§ EXERCISE AIM
When a line in the listing below contains the word "product", return a copy of that line.

§ SUPPLIED DATA
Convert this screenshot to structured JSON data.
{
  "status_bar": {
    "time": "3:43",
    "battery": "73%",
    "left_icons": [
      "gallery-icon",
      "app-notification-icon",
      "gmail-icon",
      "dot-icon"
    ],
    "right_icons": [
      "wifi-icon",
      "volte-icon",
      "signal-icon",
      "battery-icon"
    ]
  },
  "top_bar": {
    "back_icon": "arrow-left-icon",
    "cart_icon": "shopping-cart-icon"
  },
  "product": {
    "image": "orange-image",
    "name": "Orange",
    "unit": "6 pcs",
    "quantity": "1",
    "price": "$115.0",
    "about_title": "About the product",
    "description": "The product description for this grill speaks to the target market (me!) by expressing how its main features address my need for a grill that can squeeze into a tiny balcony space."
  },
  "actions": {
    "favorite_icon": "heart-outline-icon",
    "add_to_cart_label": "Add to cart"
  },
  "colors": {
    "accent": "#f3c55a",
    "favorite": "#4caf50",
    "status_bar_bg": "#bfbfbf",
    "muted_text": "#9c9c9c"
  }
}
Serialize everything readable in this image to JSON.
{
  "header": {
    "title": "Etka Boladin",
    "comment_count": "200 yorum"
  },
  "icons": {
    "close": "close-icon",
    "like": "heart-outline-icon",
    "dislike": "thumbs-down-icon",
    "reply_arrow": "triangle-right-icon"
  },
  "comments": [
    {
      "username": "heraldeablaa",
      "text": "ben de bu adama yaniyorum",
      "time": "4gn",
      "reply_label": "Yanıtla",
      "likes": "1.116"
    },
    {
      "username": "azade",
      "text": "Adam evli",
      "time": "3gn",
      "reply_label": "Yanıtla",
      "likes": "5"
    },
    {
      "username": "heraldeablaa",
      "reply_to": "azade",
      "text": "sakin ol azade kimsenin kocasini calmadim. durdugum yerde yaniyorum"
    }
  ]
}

§ RESPONSE BELOW
  "product": {
    "about_title": "About the product",
    "description": "The product description for this grill speaks to the target market (me!) by expressing how its main features address my need for a grill that can squeeze into a tiny balcony space."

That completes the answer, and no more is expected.